As a concluding essay, Christian Scholar’s Review editor Margaret Diddams, an Industrial/Organizational Psychologist, discusses the relationship between play and work. Her article, “Good Work, Done Well for the Right Reasons and with an End in Mind: Playing at Work,” offers a novel look at two phenomena—work and play—that are often seen as opposites, reciprocally or inversely related. Diddams suggests a different kind of relationship between the two phenomena, one of greater overlap. Huizinga, Josef Pieper, and Moltmann, the author notes, offer a corrective view of the relationship between work and play—play is the antidote to the cultural problems associated with idolatry of work. Aristotle and John Calvin offer an instrumental view of the relationship—play is in the service of work, which is in the service of leisure or God, respectively. And, more recently, Abraham Heschel, Leland Ryken, and Robert Johnston all offer complementarian views of the relationship in that work and play are both part of God’s plan and neither is reducible to the value of the other.

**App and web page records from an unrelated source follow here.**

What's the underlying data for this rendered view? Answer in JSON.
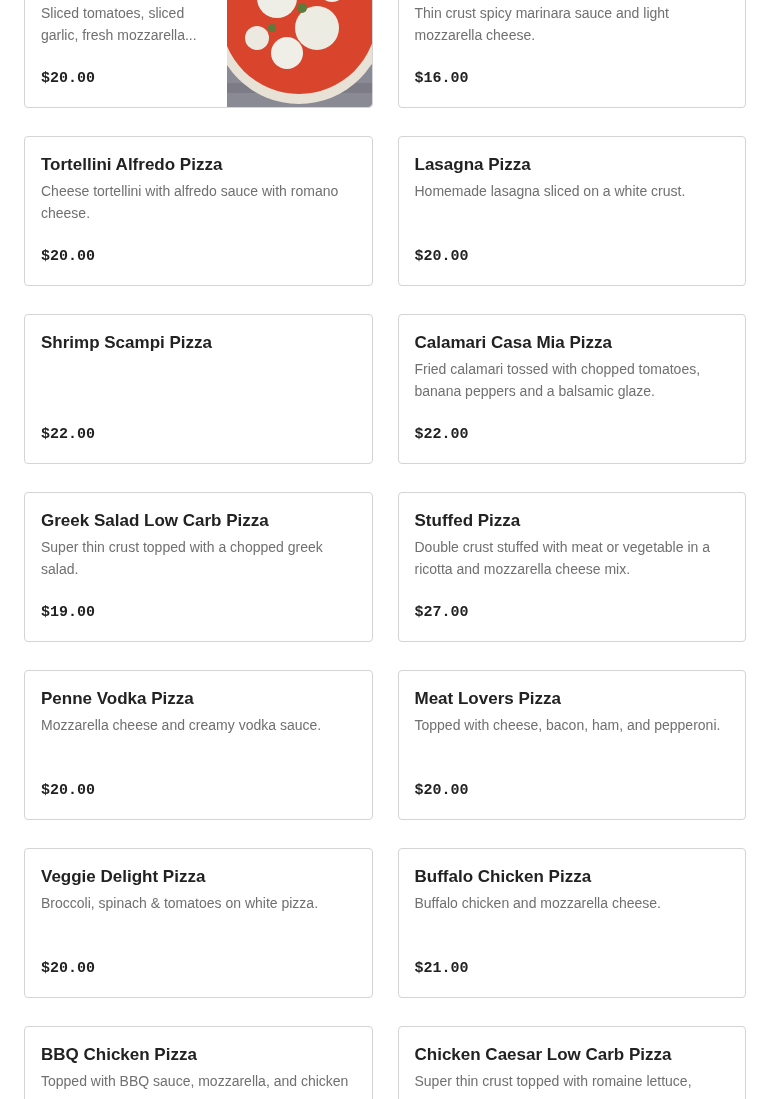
{
  "menu_items": [
    {
      "kind": "with-photo",
      "description": "Sliced tomatoes, sliced garlic, fresh mozzarella...",
      "price": "$20.00"
    },
    {
      "kind": "plain",
      "description": "Thin crust spicy marinara sauce and light mozzarella cheese.",
      "price": "$16.00"
    },
    {
      "kind": "plain",
      "name": "Tortellini Alfredo Pizza",
      "description": "Cheese tortellini with alfredo sauce with romano cheese.",
      "price": "$20.00"
    },
    {
      "kind": "plain",
      "name": "Lasagna Pizza",
      "description": "Homemade lasagna sliced on a white crust.",
      "price": "$20.00"
    },
    {
      "kind": "plain",
      "name": "Shrimp Scampi Pizza",
      "price": "$22.00"
    },
    {
      "kind": "plain",
      "name": "Calamari Casa Mia Pizza",
      "description": "Fried calamari tossed with chopped tomatoes, banana peppers and a balsamic glaze.",
      "price": "$22.00"
    },
    {
      "kind": "plain",
      "name": "Greek Salad Low Carb Pizza",
      "description": "Super thin crust topped with a chopped greek salad.",
      "price": "$19.00"
    },
    {
      "kind": "plain",
      "name": "Stuffed Pizza",
      "description": "Double crust stuffed with meat or vegetable in a ricotta and mozzarella cheese mix.",
      "price": "$27.00"
    },
    {
      "kind": "plain",
      "name": "Penne Vodka Pizza",
      "description": "Mozzarella cheese and creamy vodka sauce.",
      "price": "$20.00"
    },
    {
      "kind": "plain",
      "name": "Meat Lovers Pizza",
      "description": "Topped with cheese, bacon, ham, and pepperoni.",
      "price": "$20.00"
    },
    {
      "kind": "plain",
      "name": "Veggie Delight Pizza",
      "description": "Broccoli, spinach & tomatoes on white pizza.",
      "price": "$20.00"
    },
    {
      "kind": "plain",
      "name": "Buffalo Chicken Pizza",
      "description": "Buffalo chicken and mozzarella cheese.",
      "price": "$21.00"
    },
    {
      "kind": "plain",
      "name": "BBQ Chicken Pizza",
      "description": "Topped with BBQ sauce, mozzarella, and chicken"
    },
    {
      "kind": "plain",
      "name": "Chicken Caesar Low Carb Pizza",
      "description": "Super thin crust topped with romaine lettuce,"
    }
  ]
}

Diddams offers a new model—one of integration which supports overlapping experiences of work and play. The basis of this model is promoting the value of playing while at work, or playing at one’s work, but there is much greater depth behind. Indeed, Diddams argues that “play should not be an escape from work but a prescription for work.” Thus, the title, “Good work, done well,” which is no mere remedy to the monotony of our workaday lives. Instead, Diddams solidifies her arguments within Christian visions of the eschaton. Good work, done well provides ultimate meaning found within God’s redemptive purposes.
This concluding essay affirms what the other essays imply: Conceptions of play connect to deeper Christian theologies of the eschaton, ultimate meaning, God’s purpose, and human flourishing. In other words, this issue isn’t just child’s play. The study of play is no mere walk in the park, the intellectual equivalent of hopscotch. And it isn’t reducible to sport, even though inferences and connections between sport and play offer deep insight. Instead, the topic of play has implications for the very ends that drive Christian thought and behavior. And when studied in a playful manner that supports openness, community, and receptivity, it becomes good work, done well.
Cite this article
- Bernard Suits, “Words on Play,” Journal of the Philosophy of Sport 4 (1977): 117.
- The original Dutch edition was published as Johan Huizinga, Homo Ludens: Proeve Ener Bepaling Van Het Spelelement Der Cultuur (Groningen: Wolters-Noordhoff, 1938).
- Robert E. Neale, In Praise of Play: A Psychology of Religion (New York: Harper & Row, 1969).
- Sam Keen, To a Dancing God: Notes of a Spiritual Traveler (New York: Harper & Row, 1970).
- David L. Miller, Gods and Games: Toward a Theology of Play (New York: The World Publishing Co., 1970).
- Jürgen Moltmann, Theology of Play (New York: Harper & Row, 1972).
- Hugo Rahner, Man at Play (New York: Herder and Herder, 1972).
- Robert K. Johnston, The Christian at Play (Grand Rapids, MI: William B. Eerdmans Publish-ing Co., 1983).
- Jürgen Moltmann, “The First Liberated Men in Creation,” in Theology of Play, eds. Jürgen Moltmann, Robert E. Neale, Sam Keen, David LeRoy Miller (New York: Harper & Row, 1972), 33.